I am interested in leveraging the affine dialect passes to perform tiling, vectorization and dma calls insertion. I successfully tiled, vectorized and inserted the dma calls and lowered all dialects to standard.
Now I need to lower it to LLVM dialect, but I discovered that there is no lowering for dma ops. I am interested in implementing it for a specific target. Looking at the StandardToLLVM conversion I can see that such lowering could easily be implemented there.
However it does not look like the right thing to do. Since dma calls will become target dependent in LLVM dialect and then in LLVM IR, the lowering method might become very large, or having multiple implementations, one for each target.
I saw a discussion about splitting the standard dialect, do you guys think that is the correct direction for dma ops? Should them be separated into they own dialect and then there lowered to LLVM dialect? Or it is ok to lower then directly from the standard dialect and what needs to be done is splitting their lowering to a separate file?

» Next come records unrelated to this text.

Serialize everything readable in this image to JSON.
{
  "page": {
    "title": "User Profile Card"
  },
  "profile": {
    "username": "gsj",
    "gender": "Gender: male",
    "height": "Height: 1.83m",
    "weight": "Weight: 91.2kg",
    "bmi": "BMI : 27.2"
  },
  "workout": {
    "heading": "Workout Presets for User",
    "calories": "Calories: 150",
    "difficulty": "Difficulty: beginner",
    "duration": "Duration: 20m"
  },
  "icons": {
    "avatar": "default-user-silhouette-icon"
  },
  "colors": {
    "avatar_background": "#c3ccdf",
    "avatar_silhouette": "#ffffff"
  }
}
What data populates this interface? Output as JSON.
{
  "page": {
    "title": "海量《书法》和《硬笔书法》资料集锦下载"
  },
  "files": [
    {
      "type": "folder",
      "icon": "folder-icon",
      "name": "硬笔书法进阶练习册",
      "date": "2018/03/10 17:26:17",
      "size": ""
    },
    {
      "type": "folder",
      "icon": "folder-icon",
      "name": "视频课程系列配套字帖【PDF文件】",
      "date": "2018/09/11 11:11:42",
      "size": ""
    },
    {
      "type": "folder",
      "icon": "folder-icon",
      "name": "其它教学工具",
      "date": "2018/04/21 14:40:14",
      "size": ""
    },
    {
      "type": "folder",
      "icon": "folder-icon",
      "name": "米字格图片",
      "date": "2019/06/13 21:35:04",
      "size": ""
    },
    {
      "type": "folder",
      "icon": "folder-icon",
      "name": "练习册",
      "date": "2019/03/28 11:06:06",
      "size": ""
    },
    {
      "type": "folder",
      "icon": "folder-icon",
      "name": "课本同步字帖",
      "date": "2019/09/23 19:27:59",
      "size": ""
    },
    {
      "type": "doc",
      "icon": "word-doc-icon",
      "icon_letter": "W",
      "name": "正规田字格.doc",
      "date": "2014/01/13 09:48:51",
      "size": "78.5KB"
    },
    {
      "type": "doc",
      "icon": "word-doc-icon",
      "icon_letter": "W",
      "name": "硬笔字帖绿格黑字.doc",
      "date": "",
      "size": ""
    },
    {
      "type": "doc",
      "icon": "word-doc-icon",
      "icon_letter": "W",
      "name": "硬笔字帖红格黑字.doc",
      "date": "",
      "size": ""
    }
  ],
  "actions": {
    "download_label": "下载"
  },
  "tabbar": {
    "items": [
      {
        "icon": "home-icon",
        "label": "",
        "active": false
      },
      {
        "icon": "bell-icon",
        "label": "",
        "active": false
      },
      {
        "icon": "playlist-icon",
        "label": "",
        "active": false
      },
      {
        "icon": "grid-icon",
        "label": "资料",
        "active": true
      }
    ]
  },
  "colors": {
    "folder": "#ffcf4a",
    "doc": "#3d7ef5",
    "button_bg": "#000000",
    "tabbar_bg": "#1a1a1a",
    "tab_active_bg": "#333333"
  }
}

Would really appreciate some guidance in this matter.
Could you just lower the
dma ops to calls to functions that implement those semantics for your target? The std dialect splitting itself may not solve the problem for you and even with the std dialect, you can always lower them separately from (and before performing) the std to llvm lowering. Do you have LLVM intrinsics for the dma ops on your target?
Thanks for the reply, Uday.
Yes, that is my first plan. I will lower them to our target runtime call. The next step would be to model the runtime calls as LLVM intrinsics.
So, it would be ok to have a guard on my lowering code for checking if it is our target and return failure() otherwise?
I’m not sure I understand your strategy. I assume you’d just have a target-specific custom pipeline. You could just have a target-specific lowering pattern to convert those DMA ops to calls. MLIR doesn’t have the notion of a
I think my strategy was not clear because I am pretty new to MLIR.
My targets runtime calls will be added to LLVM as intrinsics, independently of my work in lowering the std.dma_start/wait ops. As a intermediate step, and for testing only, I would first lower the ops to external calls. Later, when we have merged the intrinsics those calls will call the intrinsics instead.
I guess that my real question is, how do I make the lowering target-specific without the
TargetTransformInfo feature? Is there something in MLIR that is used for that or I would use something like std::conditional?
I still suspect this is really the smaller / less important part of the problem that you can temporarily get around in many ways. For eg. put together a custom “target” pipeline instantiating the passes in the pipeline with the right information based on your target, etc.
You will need to implement the lowering in a modular way regardless of the dialect splitting process. The conversion infrastructure doesn’t really care if the source/target ops all belong to the same dialect or to different dialects. Declaring a dialect as (il)legal is equivalent to declaring all its ops (il)legal.
Standard->LLVM is currently an all-or-nothing conversion because of the hard type barrier (standard ops don’t understand LLVM types and vice versa). What folks do today is define their additional conversion patterns, and then have a pass that applies these additional patterns and all the existing standard-to-llvm patterns. This isn’t hard to set up, and already exists in various forms, e.g. -convert-vector-to-llvm. You can add -convert-std-mydma-to-llvm that acts similarly.
We are not very content with this situation and looking into a more progressive conversion where type mismatches are fixed by
llvm.mlir.cast that converts values between std and llvm types. For future-proofness, you may also consider writing a conversion that emits those directly and running it separately from std-to-llvm, but it is likely trickier and needs some extra canonicalization of that op.
I really appreciate your suggestions and comments, @bondhugula and @ftynse.
I think this side conversion (-convert-std-mydma-to-llvm) looks like a good approach for now. I will follow this direction.
Thanks again for the helpful comments.
@ftynse and @bondhugula Thank you for the suggestions and comments. To follow up the discussion, would it be a good idea to implement a side dialect, which is target specific and contains my-dma ops, and lower from std to my-dma-dialect and then to llvm dialect? If we use this approach, what else do we have to do to translate llvm dialect (which contains my-dam-dialect intrinsics) to llvm IR, suppose we already have the target-specific dma calls defined in llvm IR? I guess another way to ask the question is that if we have the dma intrinsics defined in llvm ir, how to match the intrinsics defined in my-dma-dialect to the existing intrinsics in llvm?
Thanks for the help!
Wouldn’t this be the same as the way other LLVM dialect ops that map to LLVM intrinsics are lowered? (There are numerous such ops in the LLVM dialect.)
Like @bondhugula said, it is possible to define ops that correspond to LLVM intrinsics, and reasonably straightforward to lower standard DMA to those intrinsics together with other standard operations being lowered to the LLVM dialect. The ops for intrinsics may live in a different dialect than LLVM, but use LLVM dialect types. We have several precedents for that (NVVM, AVX512, ArmNEON).
There is also a tool that lets you generate minimalistic ODS directly from LLVM IR intrinsics Tablegen definitions, see https://github.com/llvm/llvm-project/blob/main/mlir/test/mlir-tblgen/llvm-intrinsics.td for usage.